Why India can win their first-ever T20I series against Australia
South Africa lost their No. 1 Test rank with the series loss © Getty Images

The Indian cricket team, which has a lead of 1-0 in the three-match contest has a rare opportunity to win the Twenty20 International (T20I) series against Australia. It must be remembered that this is the first time ever that India and Australia are involved in a bilateral T20I series Down Under, and the Indian cricket team can emerge victorious due to various reasons. India won the opening match at the Adelaide Oval by 37 runs on Tuesday, which was their second win on the trot on this tour of Australia.

India made a strong comeback after being thrashed in first four matches in a row in the One-Day International (ODI) series. But Indian captain MS Dhoni and his men showed character and resilience in face of adversities, as they ended their losing streak against Australia in Australia when they won the final ODI at the Sydney Cricket Ground (SCG) by 6 wickets with Manish Pandey getting his maiden century in the 50-over format.

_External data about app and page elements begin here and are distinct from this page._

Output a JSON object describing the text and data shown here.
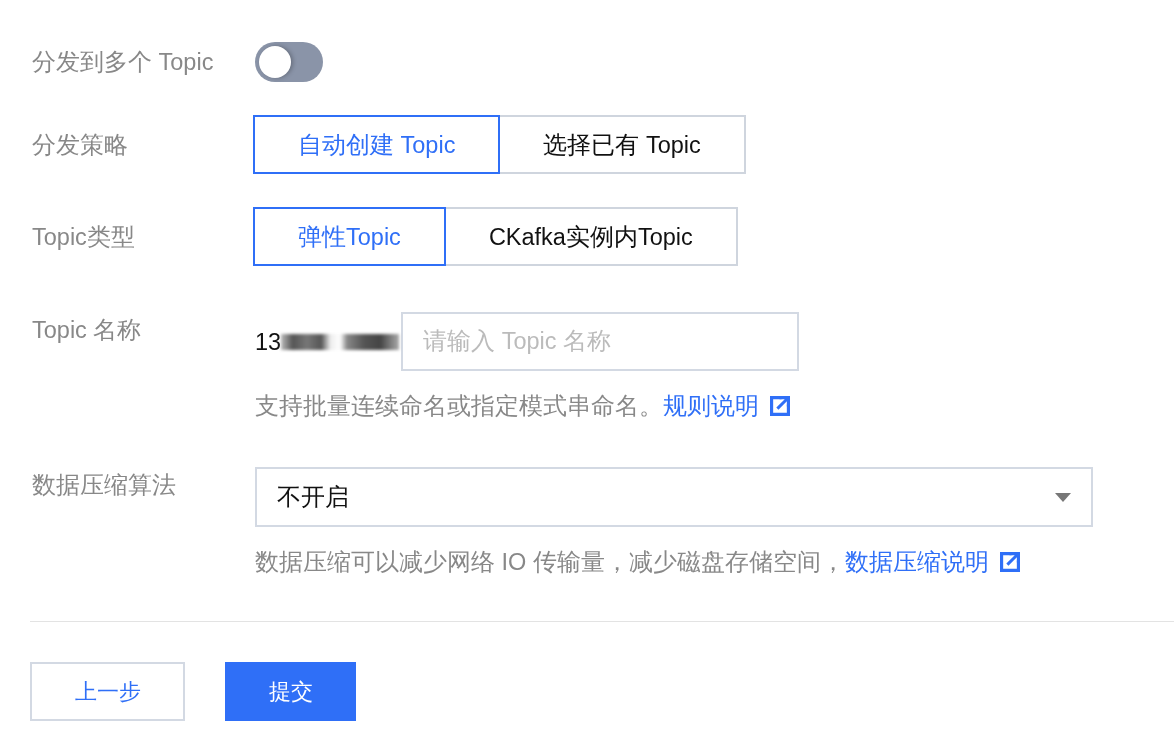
{
  "form": {
    "fields": [
      {
        "kind": "toggle",
        "label": "分发到多个 Topic",
        "on": false
      },
      {
        "kind": "segmented",
        "label": "分发策略",
        "options": [
          {
            "label": "自动创建 Topic",
            "selected": true
          },
          {
            "label": "选择已有 Topic",
            "selected": false
          }
        ]
      },
      {
        "kind": "segmented",
        "label": "Topic类型",
        "options": [
          {
            "label": "弹性Topic",
            "selected": true
          },
          {
            "label": "CKafka实例内Topic",
            "selected": false
          }
        ]
      },
      {
        "kind": "text_input",
        "label": "Topic 名称",
        "prefix": "13",
        "prefix_blurred": true,
        "placeholder": "请输入 Topic 名称",
        "help": {
          "text": "支持批量连续命名或指定模式串命名。",
          "link": "规则说明"
        }
      },
      {
        "kind": "select",
        "label": "数据压缩算法",
        "value": "不开启",
        "help": {
          "text": "数据压缩可以减少网络 IO 传输量，减少磁盘存储空间，",
          "link": "数据压缩说明"
        }
      }
    ]
  },
  "buttons": [
    {
      "label": "上一步",
      "kind": "secondary"
    },
    {
      "label": "提交",
      "kind": "primary"
    }
  ]
}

In the first match of the T20I series, India were at their dominant best as they exposed Australia’s weaknesses in the format. After their loss, Australia captain Aaron Finch admitted that the target of 189 was too much for his side, and a total around 170 would have been achievable. Indian bowlers struggled against Australia in the ODI series, but they managed to bowl out Australia for 151, which was certainly a commendable effort.

As the two teams gear up for the second T20I at the Melbourne Cricket Ground (MCG) on Friday, Indian cricket team has a strong chance to emerge victorious and seal the series. Why? Let’s take a look:

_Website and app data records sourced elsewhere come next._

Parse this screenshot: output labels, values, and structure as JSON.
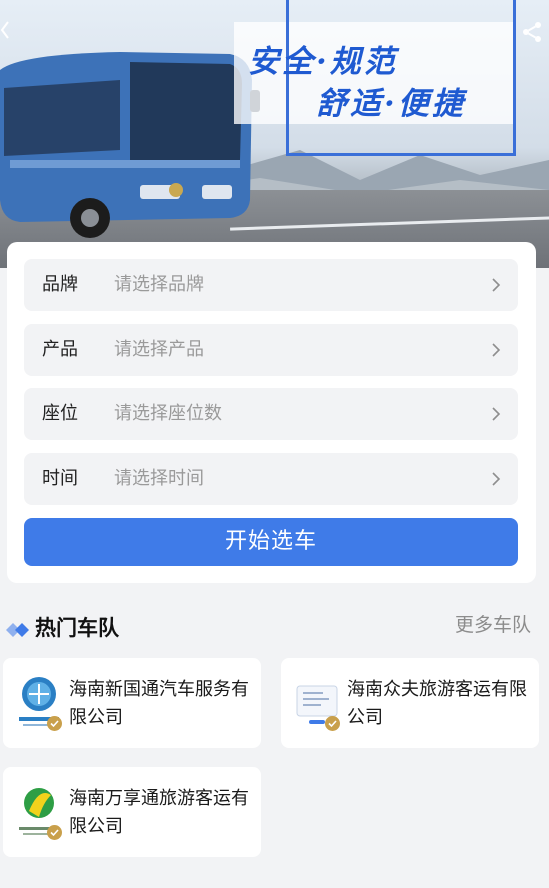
{
  "banner": {
    "slogan_line1": "安全·规范",
    "slogan_line2": "舒适·便捷",
    "accent_color": "#3a6fd8"
  },
  "form": {
    "fields": [
      {
        "label": "品牌",
        "placeholder": "请选择品牌"
      },
      {
        "label": "产品",
        "placeholder": "请选择产品"
      },
      {
        "label": "座位",
        "placeholder": "请选择座位数"
      },
      {
        "label": "时间",
        "placeholder": "请选择时间"
      }
    ],
    "submit_label": "开始选车",
    "submit_color": "#3f7be8"
  },
  "hot_fleets": {
    "title": "热门车队",
    "more_label": "更多车队",
    "items": [
      {
        "name": "海南新国通汽车服务有限公司",
        "logo_icon": "blue-circle-logo-icon",
        "verified": true
      },
      {
        "name": "海南众夫旅游客运有限公司",
        "logo_icon": "document-logo-icon",
        "verified": true
      },
      {
        "name": "海南万享通旅游客运有限公司",
        "logo_icon": "green-yellow-logo-icon",
        "verified": true
      }
    ]
  }
}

India have a vital 1-0 lead: When South Africa were in India late last year, the tourists insisted on making winning starts in all their series. South Africa won the first T20I as well as the first ODI, and thus attained momentum which benefited them throughout the series. Here, India are 1-0 ahead and they need only one more win from the remaining two games to seal the victory. Australia, who are already under pressure, will be on the backfoot as one more failure in the format will open the doors for severe criticism.

David Warner and Steven Smith rested: The two run-machines in the Australian camp will not be there in the second T20I at Melbourne, which makes India’s chances of winning even stronger. Both the batsmen have a liking to Indian bowlers and their absence will deplete the Australians severely.

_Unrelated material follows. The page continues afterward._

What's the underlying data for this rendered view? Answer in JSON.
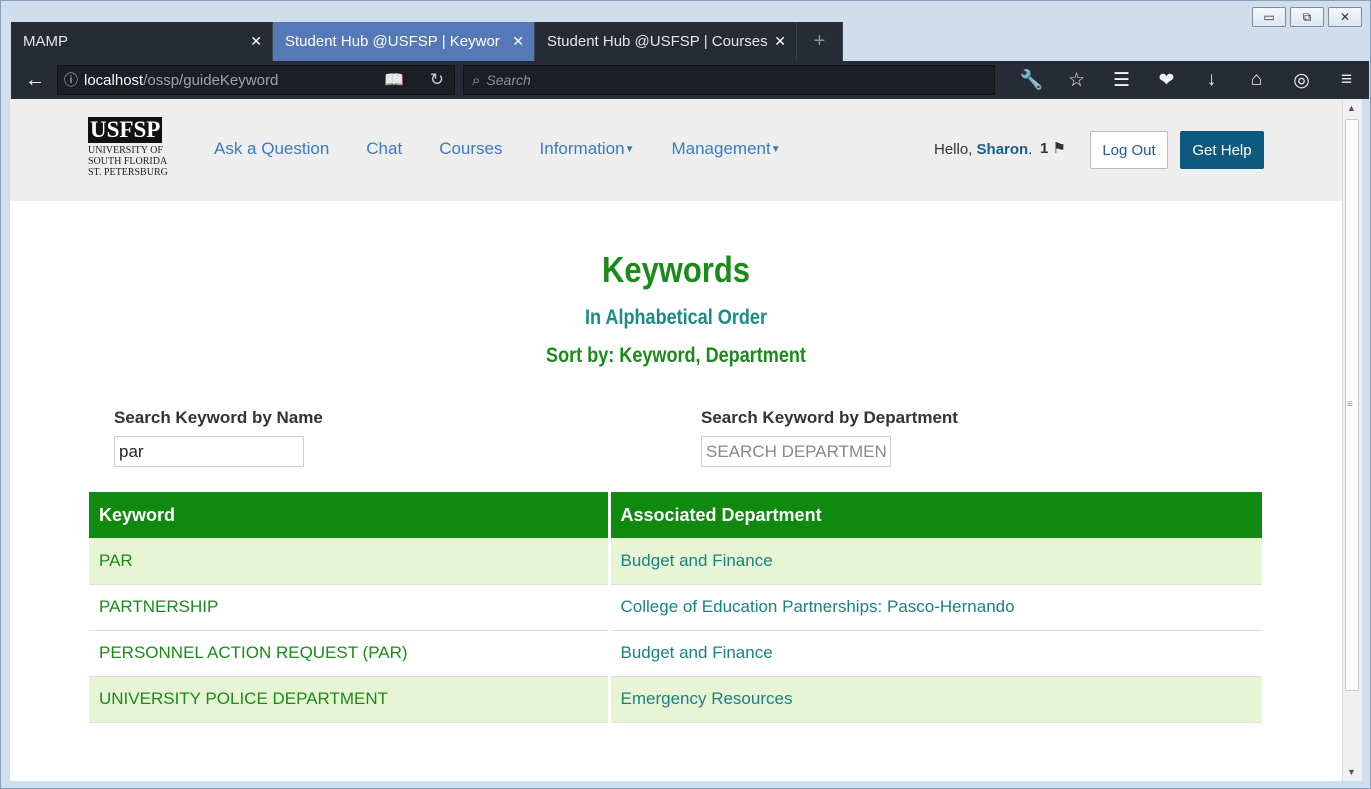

India have a composed side: Till the ODI series against Australia, there was a perception that India’s Test team is far more settled than their limited-overs’ team. But in just one outing, India showed their road map to success with batsmen going all guns blazing and their spinners, combining well with rookies Jasprit Bumrah and Hardik Pandya doing the rest of the damage. All that India needs to do is to maintain the same all-round performance, and there is enough depth in both batting and bowling departments to handle pressure situations.

Australia’s shortcomings: On the other hand, Australian bowlers struggled on all fronts in the first T20I, with their decision to recall Shaun Tait backfiring completely. Also, Australia looked like being short of experienced men in their lower-order, with three of their top batsmen — Finch, David Warner and Steven Smith — forming the top order. Chris Lynn and Travis Head have been in terrific form in the Big Bash League (BBL), but they were tamed by Indian spinners in the middle overs of their chase at Adelaide and that caused lot of damage.

India’s expertise in T20 cricket: While Australia cannot be underestimated whatsoever, the expertise that the Indians have in their ranks is somewhat unmatched. Pandya was wayward on debut, but he ended the game with two wickets. Bumrah has turned up as a surprise package for Australia, which was proven by Finch’s struggle in the bowler’s first over at Adelaide. India, on the other hand, went about the job as per the plan and in the end emerged as winners.

This article first appeared at CricketCountry

(Devarchit Varma is senior writer with CricketCountry. He can be followed on Twitter @Devarchit)